Your answer should hold all lines of the entries that include the word "profile".

▶ [Given data]:
════════

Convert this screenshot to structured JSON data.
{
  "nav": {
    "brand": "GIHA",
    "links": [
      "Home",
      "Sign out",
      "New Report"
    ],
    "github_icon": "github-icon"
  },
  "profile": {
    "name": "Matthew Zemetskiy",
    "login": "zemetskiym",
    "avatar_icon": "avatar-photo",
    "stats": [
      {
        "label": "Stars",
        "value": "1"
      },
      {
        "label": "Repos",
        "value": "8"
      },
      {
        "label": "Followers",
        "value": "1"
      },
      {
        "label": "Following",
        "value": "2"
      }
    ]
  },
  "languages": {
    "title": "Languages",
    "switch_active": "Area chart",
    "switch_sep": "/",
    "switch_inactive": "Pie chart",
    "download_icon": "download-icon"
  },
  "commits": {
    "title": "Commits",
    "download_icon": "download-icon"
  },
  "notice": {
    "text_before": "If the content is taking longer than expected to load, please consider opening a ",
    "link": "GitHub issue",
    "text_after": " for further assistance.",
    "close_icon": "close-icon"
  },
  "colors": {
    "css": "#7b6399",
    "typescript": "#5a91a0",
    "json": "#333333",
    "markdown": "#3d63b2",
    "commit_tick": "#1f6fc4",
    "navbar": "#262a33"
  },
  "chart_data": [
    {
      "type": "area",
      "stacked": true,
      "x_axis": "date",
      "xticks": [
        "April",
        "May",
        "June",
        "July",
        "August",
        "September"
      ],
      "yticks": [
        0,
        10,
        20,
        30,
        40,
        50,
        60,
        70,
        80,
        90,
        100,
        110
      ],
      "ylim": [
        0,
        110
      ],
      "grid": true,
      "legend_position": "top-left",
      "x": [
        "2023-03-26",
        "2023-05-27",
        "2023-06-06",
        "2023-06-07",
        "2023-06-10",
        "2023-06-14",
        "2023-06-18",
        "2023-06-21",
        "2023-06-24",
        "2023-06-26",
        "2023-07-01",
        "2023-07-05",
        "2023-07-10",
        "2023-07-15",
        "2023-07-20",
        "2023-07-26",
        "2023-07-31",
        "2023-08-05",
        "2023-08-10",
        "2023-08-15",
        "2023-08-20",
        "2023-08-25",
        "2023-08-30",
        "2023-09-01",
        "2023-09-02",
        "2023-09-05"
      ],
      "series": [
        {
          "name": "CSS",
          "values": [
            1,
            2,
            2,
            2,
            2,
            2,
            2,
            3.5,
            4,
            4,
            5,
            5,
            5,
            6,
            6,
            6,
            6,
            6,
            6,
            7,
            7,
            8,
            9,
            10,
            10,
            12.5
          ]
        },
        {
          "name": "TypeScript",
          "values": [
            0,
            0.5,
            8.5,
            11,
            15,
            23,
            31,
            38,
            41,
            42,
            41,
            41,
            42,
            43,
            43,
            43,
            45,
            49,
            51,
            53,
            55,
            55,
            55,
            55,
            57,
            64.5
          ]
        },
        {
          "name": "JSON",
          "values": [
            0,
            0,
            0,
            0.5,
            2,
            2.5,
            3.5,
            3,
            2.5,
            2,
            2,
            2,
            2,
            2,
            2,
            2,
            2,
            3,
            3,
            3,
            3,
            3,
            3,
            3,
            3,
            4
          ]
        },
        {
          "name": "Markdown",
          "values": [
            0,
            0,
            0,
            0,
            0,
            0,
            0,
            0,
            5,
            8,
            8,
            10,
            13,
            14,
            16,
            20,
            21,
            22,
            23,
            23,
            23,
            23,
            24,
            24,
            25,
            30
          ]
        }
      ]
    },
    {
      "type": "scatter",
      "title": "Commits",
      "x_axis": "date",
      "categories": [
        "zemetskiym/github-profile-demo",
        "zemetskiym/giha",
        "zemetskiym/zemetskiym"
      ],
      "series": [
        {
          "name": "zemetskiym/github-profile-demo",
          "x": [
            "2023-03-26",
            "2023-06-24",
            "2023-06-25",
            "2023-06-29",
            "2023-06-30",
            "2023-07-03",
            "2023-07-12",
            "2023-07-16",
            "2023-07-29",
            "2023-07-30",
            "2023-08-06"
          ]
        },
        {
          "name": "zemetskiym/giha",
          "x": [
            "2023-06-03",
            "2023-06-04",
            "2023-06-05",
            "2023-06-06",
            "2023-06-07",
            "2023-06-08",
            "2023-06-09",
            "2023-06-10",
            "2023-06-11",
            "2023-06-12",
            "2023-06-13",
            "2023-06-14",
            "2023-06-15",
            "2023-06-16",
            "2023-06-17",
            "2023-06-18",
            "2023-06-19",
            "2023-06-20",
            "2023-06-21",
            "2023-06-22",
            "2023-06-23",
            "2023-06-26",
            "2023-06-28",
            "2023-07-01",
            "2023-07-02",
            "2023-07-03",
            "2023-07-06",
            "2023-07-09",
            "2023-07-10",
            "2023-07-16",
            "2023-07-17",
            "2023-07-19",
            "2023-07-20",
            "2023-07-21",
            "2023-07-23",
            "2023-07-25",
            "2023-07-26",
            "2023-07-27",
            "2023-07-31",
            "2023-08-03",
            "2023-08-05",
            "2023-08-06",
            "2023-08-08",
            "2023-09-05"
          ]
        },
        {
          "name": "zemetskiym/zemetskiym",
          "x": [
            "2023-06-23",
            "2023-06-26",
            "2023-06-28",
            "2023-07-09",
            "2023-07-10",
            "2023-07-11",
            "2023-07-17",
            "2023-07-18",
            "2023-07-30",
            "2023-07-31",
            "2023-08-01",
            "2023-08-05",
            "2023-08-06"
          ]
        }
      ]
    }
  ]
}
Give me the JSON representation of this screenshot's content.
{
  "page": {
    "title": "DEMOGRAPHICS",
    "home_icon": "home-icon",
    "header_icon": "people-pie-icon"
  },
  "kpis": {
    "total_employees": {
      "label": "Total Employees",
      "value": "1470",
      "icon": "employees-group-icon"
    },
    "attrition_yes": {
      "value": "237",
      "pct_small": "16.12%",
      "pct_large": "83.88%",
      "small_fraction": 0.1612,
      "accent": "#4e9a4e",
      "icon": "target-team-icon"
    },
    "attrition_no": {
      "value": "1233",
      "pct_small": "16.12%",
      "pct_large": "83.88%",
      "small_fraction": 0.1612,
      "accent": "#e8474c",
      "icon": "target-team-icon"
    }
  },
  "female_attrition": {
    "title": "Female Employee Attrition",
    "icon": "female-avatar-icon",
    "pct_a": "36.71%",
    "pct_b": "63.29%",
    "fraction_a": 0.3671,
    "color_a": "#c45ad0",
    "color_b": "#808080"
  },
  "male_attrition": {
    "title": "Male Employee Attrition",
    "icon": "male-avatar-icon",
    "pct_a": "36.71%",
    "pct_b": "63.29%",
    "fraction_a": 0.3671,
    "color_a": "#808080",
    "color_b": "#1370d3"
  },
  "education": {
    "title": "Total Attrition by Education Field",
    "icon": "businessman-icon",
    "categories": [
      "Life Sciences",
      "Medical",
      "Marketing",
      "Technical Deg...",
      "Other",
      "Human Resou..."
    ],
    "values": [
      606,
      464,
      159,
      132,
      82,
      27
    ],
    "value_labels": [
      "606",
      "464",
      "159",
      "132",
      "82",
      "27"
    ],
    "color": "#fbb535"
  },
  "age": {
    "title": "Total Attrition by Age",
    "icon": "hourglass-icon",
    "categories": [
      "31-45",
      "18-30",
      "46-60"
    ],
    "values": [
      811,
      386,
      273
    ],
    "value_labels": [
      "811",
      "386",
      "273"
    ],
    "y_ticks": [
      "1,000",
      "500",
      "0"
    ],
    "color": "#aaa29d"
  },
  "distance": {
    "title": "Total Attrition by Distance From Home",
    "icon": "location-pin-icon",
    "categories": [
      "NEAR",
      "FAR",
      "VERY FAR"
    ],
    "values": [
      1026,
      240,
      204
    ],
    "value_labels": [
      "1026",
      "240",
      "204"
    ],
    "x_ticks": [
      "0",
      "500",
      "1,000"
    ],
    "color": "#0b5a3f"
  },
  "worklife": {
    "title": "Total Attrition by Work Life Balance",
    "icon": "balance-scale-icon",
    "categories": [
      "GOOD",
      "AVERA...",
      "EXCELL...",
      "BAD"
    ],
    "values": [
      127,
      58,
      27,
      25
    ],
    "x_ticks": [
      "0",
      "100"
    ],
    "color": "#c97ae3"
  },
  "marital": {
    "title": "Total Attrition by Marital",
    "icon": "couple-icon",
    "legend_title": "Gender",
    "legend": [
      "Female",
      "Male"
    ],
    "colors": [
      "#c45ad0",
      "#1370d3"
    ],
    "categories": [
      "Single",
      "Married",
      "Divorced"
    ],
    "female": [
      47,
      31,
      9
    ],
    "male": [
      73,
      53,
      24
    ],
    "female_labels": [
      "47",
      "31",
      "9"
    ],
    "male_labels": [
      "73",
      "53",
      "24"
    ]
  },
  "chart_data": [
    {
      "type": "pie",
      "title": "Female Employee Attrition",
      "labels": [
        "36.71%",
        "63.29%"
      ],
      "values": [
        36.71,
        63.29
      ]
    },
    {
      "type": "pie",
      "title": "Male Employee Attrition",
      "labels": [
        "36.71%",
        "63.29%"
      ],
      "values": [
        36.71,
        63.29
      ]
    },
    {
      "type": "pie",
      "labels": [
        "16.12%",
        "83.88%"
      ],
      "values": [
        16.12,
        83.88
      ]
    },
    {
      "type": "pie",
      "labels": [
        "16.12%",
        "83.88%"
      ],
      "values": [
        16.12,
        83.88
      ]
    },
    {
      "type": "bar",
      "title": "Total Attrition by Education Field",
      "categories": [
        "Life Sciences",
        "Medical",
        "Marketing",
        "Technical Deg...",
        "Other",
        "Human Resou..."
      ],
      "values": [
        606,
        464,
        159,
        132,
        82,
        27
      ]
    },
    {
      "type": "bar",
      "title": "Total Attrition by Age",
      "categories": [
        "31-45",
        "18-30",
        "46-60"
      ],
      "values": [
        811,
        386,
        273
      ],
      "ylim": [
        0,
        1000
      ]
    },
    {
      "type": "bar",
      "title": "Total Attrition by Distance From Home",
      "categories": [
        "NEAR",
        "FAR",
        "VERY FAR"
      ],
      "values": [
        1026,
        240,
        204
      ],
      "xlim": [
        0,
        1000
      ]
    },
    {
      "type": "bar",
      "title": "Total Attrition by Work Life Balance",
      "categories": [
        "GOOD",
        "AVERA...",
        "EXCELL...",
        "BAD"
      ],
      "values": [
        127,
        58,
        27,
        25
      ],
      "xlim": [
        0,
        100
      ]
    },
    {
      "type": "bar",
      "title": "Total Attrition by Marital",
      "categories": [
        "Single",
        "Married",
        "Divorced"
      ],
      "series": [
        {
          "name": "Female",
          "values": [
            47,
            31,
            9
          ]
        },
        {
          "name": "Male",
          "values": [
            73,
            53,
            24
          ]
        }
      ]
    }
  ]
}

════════

▶ [Response]:
  "profile": {
        "zemetskiym/github-profile-demo",
          "name": "zemetskiym/github-profile-demo",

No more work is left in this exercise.